, rather than lane widths and curb radii.[L]ane widths and curb radii, by themselves, are not a silver bullet for creating walkable streets. … The spacing and timing of controlled intersections, the use of roundabouts and traffic circles, bulb-outs, and the provision of protected pedestrian crossings are strategies that will likely be more effective at reducing vehicle operating speeds and addressing the broader design goal of ensuring that pedestrians can cross streets safely and comfortably….Eric Sundquist is Director of SSTI. Among other barriers, low-wage workers face discrimination based on commute distance
Along with lack of access to transportation options in areas outside the urban core, low-wage workers also face another obstacle in finding work. Discrimination by commute distance is significant when applying for low-wage jobs, concludes a new study
. Affluence and long commutes, however, may not affect decisions to call applicants back.The experiment, conducted in Washington, D.C., consisted of sending 2,260 resumes to 565 job listings requiring only a high school diploma and requesting a mailed or emailed application and resume. The fictional resumes fall into four categories: near and poor, near and affluent, far and poor, and far and affluent based on characteristics defined by the author.In the following maps, the author illustrates the spatial disparity for low-income workers. The first shows where workers earning $1,250 per month, or less, live; the second shows where they work. For scale, the northwest side of the District measures about 10 miles.

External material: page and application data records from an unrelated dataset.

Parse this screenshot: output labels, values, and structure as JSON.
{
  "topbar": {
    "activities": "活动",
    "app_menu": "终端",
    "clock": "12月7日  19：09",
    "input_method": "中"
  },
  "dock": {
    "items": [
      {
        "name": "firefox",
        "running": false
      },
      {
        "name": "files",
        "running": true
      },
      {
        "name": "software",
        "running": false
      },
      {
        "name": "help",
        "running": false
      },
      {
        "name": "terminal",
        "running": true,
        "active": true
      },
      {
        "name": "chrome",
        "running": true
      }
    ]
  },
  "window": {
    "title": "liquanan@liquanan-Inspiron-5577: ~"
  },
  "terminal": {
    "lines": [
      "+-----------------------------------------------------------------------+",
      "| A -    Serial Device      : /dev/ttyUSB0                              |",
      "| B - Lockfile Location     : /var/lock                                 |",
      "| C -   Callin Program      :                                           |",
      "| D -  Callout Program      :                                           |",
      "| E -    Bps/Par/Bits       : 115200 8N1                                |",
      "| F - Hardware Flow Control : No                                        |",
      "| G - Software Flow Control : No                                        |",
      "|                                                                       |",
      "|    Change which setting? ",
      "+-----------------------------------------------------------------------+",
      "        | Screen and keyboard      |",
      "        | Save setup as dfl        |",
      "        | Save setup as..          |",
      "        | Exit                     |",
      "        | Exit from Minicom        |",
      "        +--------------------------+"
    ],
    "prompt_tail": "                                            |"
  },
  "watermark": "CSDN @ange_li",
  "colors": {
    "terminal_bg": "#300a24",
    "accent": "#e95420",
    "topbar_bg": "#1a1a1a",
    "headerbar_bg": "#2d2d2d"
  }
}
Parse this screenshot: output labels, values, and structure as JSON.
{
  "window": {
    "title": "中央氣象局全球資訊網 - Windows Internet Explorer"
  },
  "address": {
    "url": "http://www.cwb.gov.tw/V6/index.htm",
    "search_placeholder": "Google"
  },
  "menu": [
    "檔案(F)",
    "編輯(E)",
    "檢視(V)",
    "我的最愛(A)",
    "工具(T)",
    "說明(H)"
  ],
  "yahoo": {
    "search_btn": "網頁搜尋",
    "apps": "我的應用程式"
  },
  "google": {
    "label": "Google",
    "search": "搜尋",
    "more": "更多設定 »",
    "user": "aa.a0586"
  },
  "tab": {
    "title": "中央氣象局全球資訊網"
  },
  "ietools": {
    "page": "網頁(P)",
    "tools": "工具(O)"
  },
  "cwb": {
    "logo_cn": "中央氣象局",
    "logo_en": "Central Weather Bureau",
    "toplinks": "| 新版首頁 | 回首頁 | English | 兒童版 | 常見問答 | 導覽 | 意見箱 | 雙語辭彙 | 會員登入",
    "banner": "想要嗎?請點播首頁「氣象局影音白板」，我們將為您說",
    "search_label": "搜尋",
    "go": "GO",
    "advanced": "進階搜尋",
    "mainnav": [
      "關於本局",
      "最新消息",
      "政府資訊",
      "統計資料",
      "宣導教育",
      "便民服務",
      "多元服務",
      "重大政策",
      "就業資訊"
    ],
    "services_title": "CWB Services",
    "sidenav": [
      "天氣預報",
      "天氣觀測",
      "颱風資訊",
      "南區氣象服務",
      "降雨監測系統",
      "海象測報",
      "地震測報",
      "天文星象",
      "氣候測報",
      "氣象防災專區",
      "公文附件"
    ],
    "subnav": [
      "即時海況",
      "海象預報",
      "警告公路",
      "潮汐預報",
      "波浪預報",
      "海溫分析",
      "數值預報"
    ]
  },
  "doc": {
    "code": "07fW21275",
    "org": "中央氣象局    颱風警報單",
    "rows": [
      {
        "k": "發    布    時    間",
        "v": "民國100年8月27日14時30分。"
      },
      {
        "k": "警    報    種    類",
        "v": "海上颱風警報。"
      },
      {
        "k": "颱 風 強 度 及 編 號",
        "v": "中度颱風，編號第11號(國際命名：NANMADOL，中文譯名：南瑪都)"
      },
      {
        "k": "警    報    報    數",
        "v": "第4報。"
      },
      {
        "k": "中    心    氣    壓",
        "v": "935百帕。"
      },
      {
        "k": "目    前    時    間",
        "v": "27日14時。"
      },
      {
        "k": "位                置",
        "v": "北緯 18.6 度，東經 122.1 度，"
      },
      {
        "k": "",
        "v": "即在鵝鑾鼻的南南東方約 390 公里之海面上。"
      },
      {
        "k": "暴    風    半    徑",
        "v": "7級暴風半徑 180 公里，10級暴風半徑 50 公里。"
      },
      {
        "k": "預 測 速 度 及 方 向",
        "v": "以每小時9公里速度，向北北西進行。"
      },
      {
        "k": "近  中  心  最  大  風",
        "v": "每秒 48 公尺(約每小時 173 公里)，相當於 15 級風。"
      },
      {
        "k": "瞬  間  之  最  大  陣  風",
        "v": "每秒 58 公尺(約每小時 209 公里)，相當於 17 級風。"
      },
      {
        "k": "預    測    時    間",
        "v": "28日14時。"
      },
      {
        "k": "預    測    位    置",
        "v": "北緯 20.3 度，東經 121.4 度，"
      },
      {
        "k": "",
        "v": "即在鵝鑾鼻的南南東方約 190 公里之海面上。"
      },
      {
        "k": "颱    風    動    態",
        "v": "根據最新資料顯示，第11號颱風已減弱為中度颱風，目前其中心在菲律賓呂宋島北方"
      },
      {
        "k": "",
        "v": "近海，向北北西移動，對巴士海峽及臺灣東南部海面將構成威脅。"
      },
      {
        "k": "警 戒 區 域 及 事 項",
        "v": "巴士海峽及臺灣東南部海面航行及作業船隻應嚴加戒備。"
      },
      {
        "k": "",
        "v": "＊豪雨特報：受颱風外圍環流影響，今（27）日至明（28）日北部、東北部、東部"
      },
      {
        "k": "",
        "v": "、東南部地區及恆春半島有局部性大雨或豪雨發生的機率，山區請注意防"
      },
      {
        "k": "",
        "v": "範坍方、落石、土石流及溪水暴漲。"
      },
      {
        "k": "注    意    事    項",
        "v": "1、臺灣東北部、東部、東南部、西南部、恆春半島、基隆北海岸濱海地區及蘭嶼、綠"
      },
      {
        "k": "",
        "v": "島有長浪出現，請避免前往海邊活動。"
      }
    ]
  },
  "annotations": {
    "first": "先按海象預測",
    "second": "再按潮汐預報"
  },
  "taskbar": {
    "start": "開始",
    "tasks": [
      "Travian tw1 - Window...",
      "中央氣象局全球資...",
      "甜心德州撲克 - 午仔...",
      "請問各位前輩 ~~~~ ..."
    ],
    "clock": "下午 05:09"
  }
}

Source: 2014 Longitudinal Employer-Household Dynamics Data. Images from http://onthemap.ces.census.gov/
Callback rates decrease by 1.1 percent for each mile an applicant lives from the job, with affluence held constant. Applicants with a 5- to 6-mile commute were called back 14 percent less frequently than those with an average commute of 3 miles. Since non-white Washington, D.C., residents on average live nine tenths of a mile farther from jobs than white residents, non-white residents can expect one percent fewer callbacks regardless of where they live. Applicants with stereotypically African-American sounding names are called back 6 percent less frequently than those with white sounding names, according to the study.The author calls into question the effectiveness of programs designed to move low-wage workers into more affluent neighborhoods, and suggests that moving to areas where jobs are closer or more accessible (by transit or other means), would improve employment opportunities and perhaps diminish employer discrimination.Even in a fairly dense urban environment with a passable transit system, discrimination over the small difference in commute distance of 2 or 3 miles is significant. It is not a huge leap to imagine that this discrimination may be more widespread, existing in less dense cities where commute times can be significantly longer.As cities become more attractive to high-wage workers, due to their proximity to jobs and other amenities, the resulting higher cost-of-living forces lower-income populations into lower-cost areas such as the suburbs, where transportation to low-wage jobs can become an issue. Transit from suburbs can be cumbersome, and congestion can cause long, unreliable auto commutes. Discrimination based on commute distance compounds the difficulty faced by suburban lower-income populations.Building lower-income housing near transit and jobs, improving transit, and using demand managementto improve the reliability of commuting by auto, as well as adequately funding transit, are important measures to alleviate the spatial disparity between low-wage workers and low-wage jobs.Michael Brenneis is an Associate Researcher at SSTI.